Books Needed

Children Read, Inc. is donating new and gently-used preschool books (with pictures, rhymes, shapes, animals, stories, the alphabet, etc.) to early learners (age 5 and under). Help them collect by bringing your books to the Marcus JCC (5342 Tilly Mill Road, Dunwoody, GA) for the 26th Annual MJCCA Book Festival, November 4 - 20. For more information, visit www. childrenreadatlanta.org.

Community volunteer/sociaL ACTION EVENTS NCJW - tutors needed

Locally, the Atlanta Jewish Coalition for Literacy (AJCL) is NCJW's signature program. Over 120 volunteer tutors donate their time in eight metro Atlanta Title 1 schools. Most of tutors work with multiple students, so in total over 300 kids are helped. AJCL is looking for tutors - visit http://bit.ly/2tGufDQ to find out which Atlanta-area schools are in need of help.

Beineinu • Kislev | Tevet | Shevat • 26

weekly service schedule

We are a dynamic, egalitarian, conservative congregation that inspires our members to forge strong connections with God, Jewish life, Israel, and our community.

stay connected

Morning Minyan (Monday - Friday)

7:15 am

Morning Minyan (Sunday)

8:30 am

Evening Minyan (Sunday - Thursday)

5:30 pm

Shabbat Evening Service (Friday)

6:30 pm


Shabbat Morning Service (Saturday)

9:00 am

Ahavath Achim Synagogue



Neil Sandler, Rabbi Laurence Rosenthal, Rabbi Jill Rosner, Assistant to the Rabbis Barry Herman, Interim Executive Director Catherine Ficke, Executive Assissant Jordan Forman, Ritual Director Hannah Williams, Ahava Early Learning Center Director Marc Silberstein, Director of Education Nicole Flom, Assistant Education Director Lindsay Borenstein, Director of Development Shana Dukette, Capital Campaign Administrative Assistant Anne Cohen, Director of Marketing & Community Relations Lauren Dube, Marketing Coordinator & Graphic Designer Joe Jones, Director of Security Chris Carr, Director of Facilities Wesley Coney, Facilities Anika Johnson, Facilities Ken Johnson, Facilities Ian Madge, Facilities Marcus Thomas, Facilities Stan Vogel, Finance Manager Fern Schorr, Receptionist Rob Wildstein, President Rick Swerdlin, Executive Vice President Rick Harber, Financial Vice President Stacy Fialkow, Vice President Dick Planer, Vice President Arthur Povlot, Vice President Debra Elovich and Judy Marx, Sisterhood Co-Presidents Zoe Glickman, Kadima President

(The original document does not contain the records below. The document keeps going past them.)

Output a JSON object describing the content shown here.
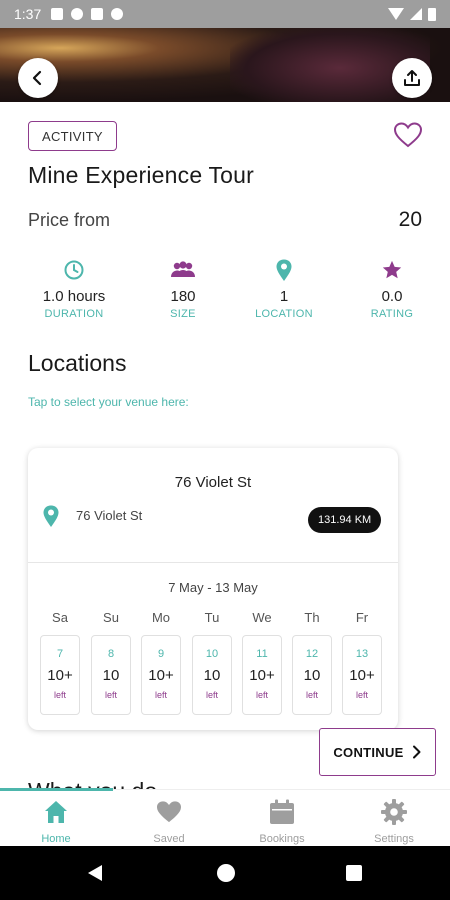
{
  "status_bar": {
    "time": "1:37"
  },
  "header": {
    "badge": "ACTIVITY",
    "title": "Mine Experience Tour",
    "price_label": "Price from",
    "price_value": "20"
  },
  "stats": [
    {
      "icon": "clock-icon",
      "value": "1.0 hours",
      "label": "DURATION"
    },
    {
      "icon": "group-icon",
      "value": "180",
      "label": "SIZE"
    },
    {
      "icon": "location-pin-icon",
      "value": "1",
      "label": "LOCATION"
    },
    {
      "icon": "star-icon",
      "value": "0.0",
      "label": "RATING"
    }
  ],
  "locations": {
    "title": "Locations",
    "hint": "Tap to select your venue here:",
    "venue": {
      "name": "76 Violet St",
      "address": "76 Violet St",
      "distance": "131.94 KM"
    },
    "date_range": "7 May - 13 May",
    "days": [
      {
        "dow": "Sa",
        "date": "7",
        "avail": "10+",
        "left": "left"
      },
      {
        "dow": "Su",
        "date": "8",
        "avail": "10",
        "left": "left"
      },
      {
        "dow": "Mo",
        "date": "9",
        "avail": "10+",
        "left": "left"
      },
      {
        "dow": "Tu",
        "date": "10",
        "avail": "10",
        "left": "left"
      },
      {
        "dow": "We",
        "date": "11",
        "avail": "10+",
        "left": "left"
      },
      {
        "dow": "Th",
        "date": "12",
        "avail": "10",
        "left": "left"
      },
      {
        "dow": "Fr",
        "date": "13",
        "avail": "10+",
        "left": "left"
      }
    ]
  },
  "continue_label": "CONTINUE",
  "partial_heading": "What you do",
  "bottom_nav": [
    {
      "label": "Home",
      "icon": "home-icon",
      "active": true
    },
    {
      "label": "Saved",
      "icon": "heart-icon",
      "active": false
    },
    {
      "label": "Bookings",
      "icon": "calendar-icon",
      "active": false
    },
    {
      "label": "Settings",
      "icon": "gear-icon",
      "active": false
    }
  ],
  "colors": {
    "accent": "#4db6ac",
    "brand_purple": "#8e3b8c"
  }
}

Beineinu‌ between you and me The Newsletter of Ahavath Achim Synagogue

Our newsletter is funded by a grant from The Center Family Foundation

Ahavath Achim Synagogue, 600 Peachtree Battle Avenue NW, Atlanta, GA 30327 | www.aasynagogue.org | 404.355.5222

Profile for Ahavath Achim Synagogue

Beineinu - November 2017 - February 2018  

Beineinu - November 2017 - February 2018